Driver of Student Learning: Teaching Strategies Print or save as PDF

How is it defined?

Teaching strategies are the various methods educators use in their teaching practice and cover a wide range of techniques. Common themes that permeate effective teaching strategies include pre-planning, criteria for success, and consistent feedback (Hattie, 2009). The Learning Bar’s measures are inspired by the model of instruction set out by Anderson (2004), who defined effective teachers as ‘those who achieve the goals they set for themselves or which they have set for them by others (e.g., ministries of education, legislators and other government officials, school administrators)’ (p. 22). His perspective, that effective teachers are goal-oriented, is evident in most of the contemporary models of effective instruction (Coe, Aloisi, Higgins, & Major, 2014).

The Learning Bar’s Teacher Survey is a self-evaluation tool for teachers that is based on ‘effective schools’ research, consisting of eight of the most important variables associated with the drivers of student learning, and coupled with the Outward Bound model of teaching and learning covered in John Hattie’s book, Visible Learning (Hattie, 2009).

Why is it important?

  • Teachers should clearly communicate the intentions of a lesson as well as the criteria for successful learning (Hattie, 2009).
  • Subject-specific teaching approaches have the greatest influence on student learning (Seidel & Shavelson, 2007).
  • Learner-centered teaching, which is often characterized by empathy, warmth, student regulated learning, and the use of higher order thinking skills, is associated with positive student outcomes (Cornelius-White, 2007).
  • Feedback has a powerful influence on enhancing achievement, particularly when it is clearly stated, has purpose and meaning, and builds upon and provides logical connections to a student’s prior knowledge (Hattie & Timperley, 2007).

How do we measure it?

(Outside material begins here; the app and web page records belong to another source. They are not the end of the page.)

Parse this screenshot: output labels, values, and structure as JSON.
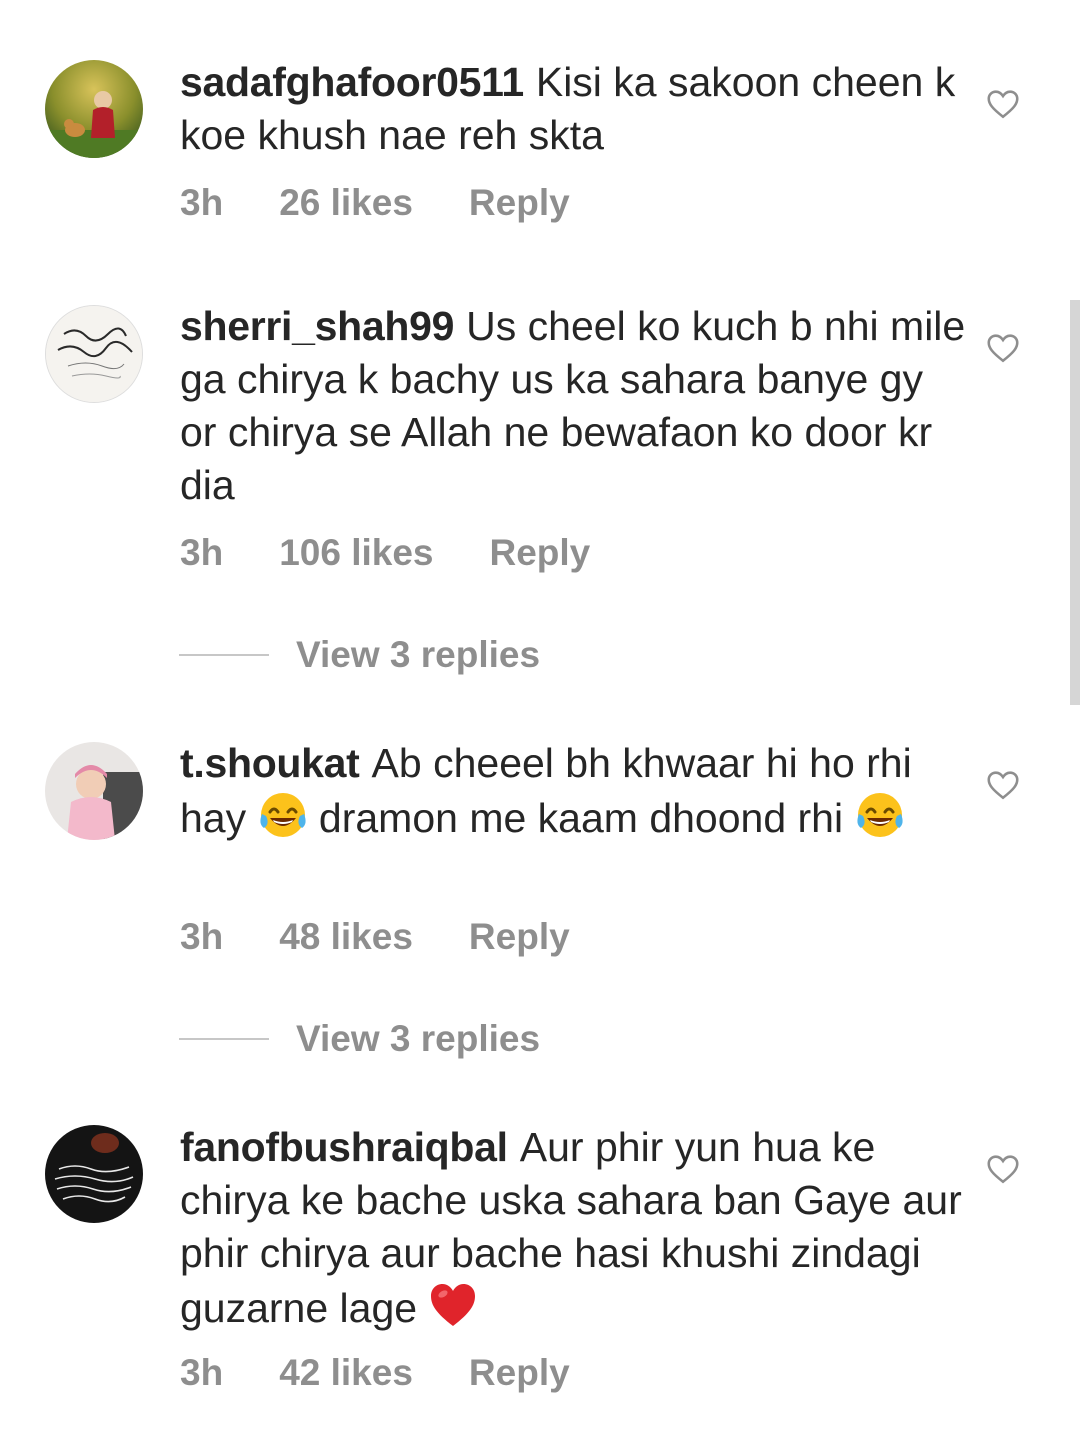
{
  "comments": [
    {
      "username": "sadafghafoor0511",
      "text": "Kisi ka sakoon cheen k koe khush nae reh skta",
      "time": "3h",
      "likes": "26 likes",
      "reply": "Reply",
      "avatar": "child-with-cat-photo"
    },
    {
      "username": "sherri_shah99",
      "text": "Us cheel ko kuch b nhi mile ga chirya k bachy us ka sahara banye gy or chirya se Allah ne bewafaon ko door kr dia",
      "time": "3h",
      "likes": "106 likes",
      "reply": "Reply",
      "avatar": "arabic-calligraphy-image",
      "view_replies": "View 3 replies"
    },
    {
      "username": "t.shoukat",
      "text_part1": "Ab cheeel bh khwaar hi ho rhi hay",
      "text_part2": "dramon me kaam dhoond rhi",
      "time": "3h",
      "likes": "48 likes",
      "reply": "Reply",
      "avatar": "baby-photo",
      "view_replies": "View 3 replies"
    },
    {
      "username": "fanofbushraiqbal",
      "text": "Aur phir yun hua ke chirya ke bache uska sahara ban Gaye aur phir chirya aur bache hasi khushi zindagi guzarne lage",
      "time": "3h",
      "likes": "42 likes",
      "reply": "Reply",
      "avatar": "urdu-poetry-image"
    }
  ],
  "colors": {
    "text": "#262626",
    "secondary": "#8e8e8e",
    "divider": "#c7c7c7",
    "heart_outline": "#8e8e8e",
    "red_heart": "#e0242b"
  },
  "icons": {
    "like": "heart-outline-icon",
    "laugh": "face-with-tears-of-joy-emoji",
    "love": "red-heart-emoji"
  }
}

Teachers respond to eight items on a five-point scale which is scored as follows: 0 (Strongly Disagree), 1 (Disagree), 2 (Neither Agree nor Disagree), 3 (Agree), and 4 (Strongly Agree).  The data are scaled on a 10-point scale and the results are reported as ‘the average score for teaching strategies’.



Anderson, L. W. (2004). Increasing teacher effectiveness (2nd ed). Paris: UNESCO International Institute for Educational Planning.

Coe, R., Aloisi, C., Higgins, S., & Major, L. E. (2014). What makes great teaching? Review of the underpinning research. Durham University: Centre for Evaluation and Monitoring.

Cornelius-White, J. (2007). Learner-centered teacher-student relationships are effective: A meta-analysis. Review of Educational Research77(1), 113-143.

Hattie, J. (2009). Visible learning: A synthesis of over 800 meta-analyses relating to achievement. New York: Routledge.

Hattie, J., & Timperley, H. (2007). The power of feedback. Review of Educational Research, 77(1), 81-112.

Seidel, T., & Shavelson, R. J. (2007). Teaching effectiveness research in the past decade: The role of theory and research design in disentangling meta-analysis results. Review of Educational Research77(4), 454-499.